During the cruise to the Benguela upwelling region off the coast of Namibia from Nov 15- Dec 10, we deployed 37 surface drifters that captured the meso- to submesoscale variability close to the boundary current and along the sampled filament. Together with high-resolution submesoscale permitting modelling of that region and the global eddy-permitting POP we pursued the following goals:

Investigating eddy diffusivitites and eddy-mean flow interactions

Our observational data will serve the model as a reference that includes smaller scales that the model is not able to cover.

Julia Dräger-Dietel, Postdoc in L3

In September 2016 I started working as a postdoctoral researcher in the subproject L3 Diagnosing and parameterising the effects of eddies at the Universität Hamburg with Kerstin Jochumsen from Experimental Oceanography and Alexa Griesel from Theoretical Oceanography. Having a background in nonlinear dynamics and statistical physics in application to complex systems, I am strongly attracted by the aim of our research project and by the possibility to work within an inspiring interdisciplinary research network as created by the TRR181 with its great possibilities for exchange with scientists of different fields.

A major link to my former research consists in the analysis of trajectories (derived from in situ experiments or modeled by stochastic processes) and more specifically the analysis of broad (non Gaussian) Langrangian statistics of absolute and relative dispersion. The goal of our research subproject L3 is the quantification of eddy diffusivities and eddy-mean flow interactions by using Langrangian particles statistics in both eddying ocean models and observations. Its aim is to develop and to test energy consistent parameterisations of meso- and sub-mesoscale processes for the global ocean with a focus on 100 km -1 km scales.

At the beginning I developed and tested float deployment strategies by means of the high resolution POP model. In November/December 2016 our cruise with the RV Meteor took place in the atlantic-sea off the african coast. The cold upwelling front off Namibia's coast in the area of Luderitz has a highly irregular structure due to eddies and filaments, finger-like structures of cold upwelling water pushing west into the warm surface waters offshore (see Figure 1). In our field experiment we explored mesoscale and submesoscale structures within a filament by satellite-tracking 37 surface drifters which we released in groups of triplets. As a first result we find that, due to the underlying rich mesoscale system, the dispersion statistics are very different depending on the location of release. While the drifters of the group released at the southern border of the filament separate slower (Figure 2a), the drifters in the group released closer to the upwelling system at the northern border of the filament separate faster from each other and follow distinct paths within the complex surface currents (Figure 2b). Currently our research focuses on the relative dispersion of drifter pairs (and its corresponding probability density function) as its properties depend on the kinetic energy spectrum. The statistical analyzing of single particle dispersion and the comparison of our findings with dispersion statistics of ocean model will be a next step. Here our observational data will serve the model as a reference that includes smaller scales that the model is not able to cover.

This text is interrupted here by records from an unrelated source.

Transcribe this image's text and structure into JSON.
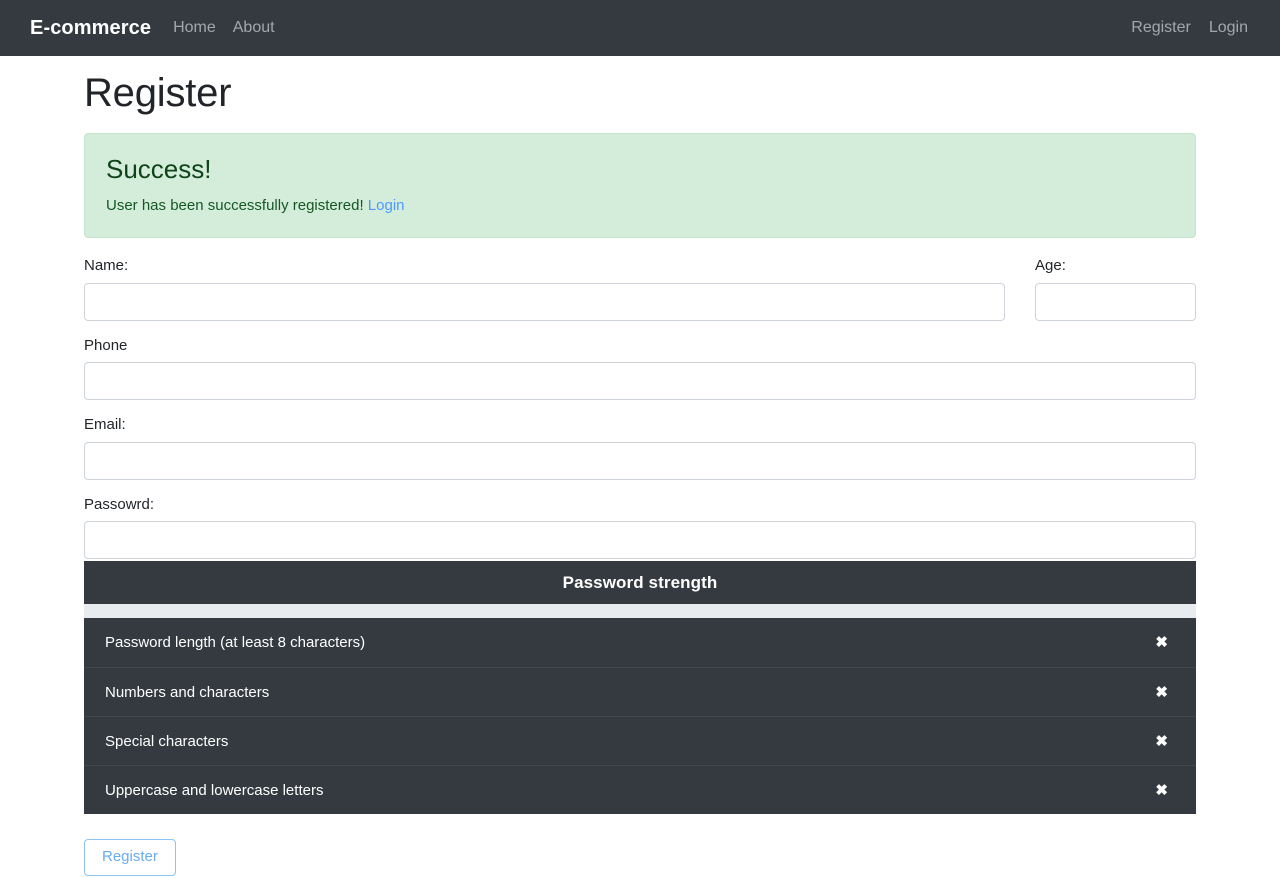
{
  "navbar": {
    "brand": "E-commerce",
    "left_links": [
      {
        "label": "Home",
        "name": "nav-link-home"
      },
      {
        "label": "About",
        "name": "nav-link-about"
      }
    ],
    "right_links": [
      {
        "label": "Register",
        "name": "nav-link-register"
      },
      {
        "label": "Login",
        "name": "nav-link-login"
      }
    ],
    "colors": {
      "background": "#343a40",
      "brand_text": "#ffffff",
      "link_text": "rgba(255,255,255,0.55)"
    }
  },
  "page": {
    "title": "Register"
  },
  "alert": {
    "heading": "Success!",
    "message": "User has been successfully registered!",
    "link_label": "Login",
    "colors": {
      "background": "#d4edda",
      "border": "#c3e6cb",
      "text": "#155724",
      "link": "#4c9aff"
    }
  },
  "form": {
    "fields": {
      "name": {
        "label": "Name:",
        "value": "",
        "placeholder": ""
      },
      "age": {
        "label": "Age:",
        "value": "",
        "placeholder": ""
      },
      "phone": {
        "label": "Phone",
        "value": "",
        "placeholder": ""
      },
      "email": {
        "label": "Email:",
        "value": "",
        "placeholder": ""
      },
      "password": {
        "label": "Passowrd:",
        "value": "",
        "placeholder": ""
      }
    },
    "submit_label": "Register"
  },
  "password_strength": {
    "header": "Password strength",
    "progress_percent": 0,
    "progress_track_color": "#e9ecef",
    "panel_color": "#343a40",
    "requirements": [
      {
        "label": "Password length (at least 8 characters)",
        "mark": "✖",
        "met": false
      },
      {
        "label": "Numbers and characters",
        "mark": "✖",
        "met": false
      },
      {
        "label": "Special characters",
        "mark": "✖",
        "met": false
      },
      {
        "label": "Uppercase and lowercase letters",
        "mark": "✖",
        "met": false
      }
    ]
  }
}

More Information about the research cruise on RV Meteor (M132) including reports, posters and videos of the scientific work have a look have a look at our TRR181 homepage.

Figure 1. Namibia from satellite. The blue colors show the cold upwelling area off Lüderitz and a cold filament (green and yellow).
Figure 2a
Figure 2b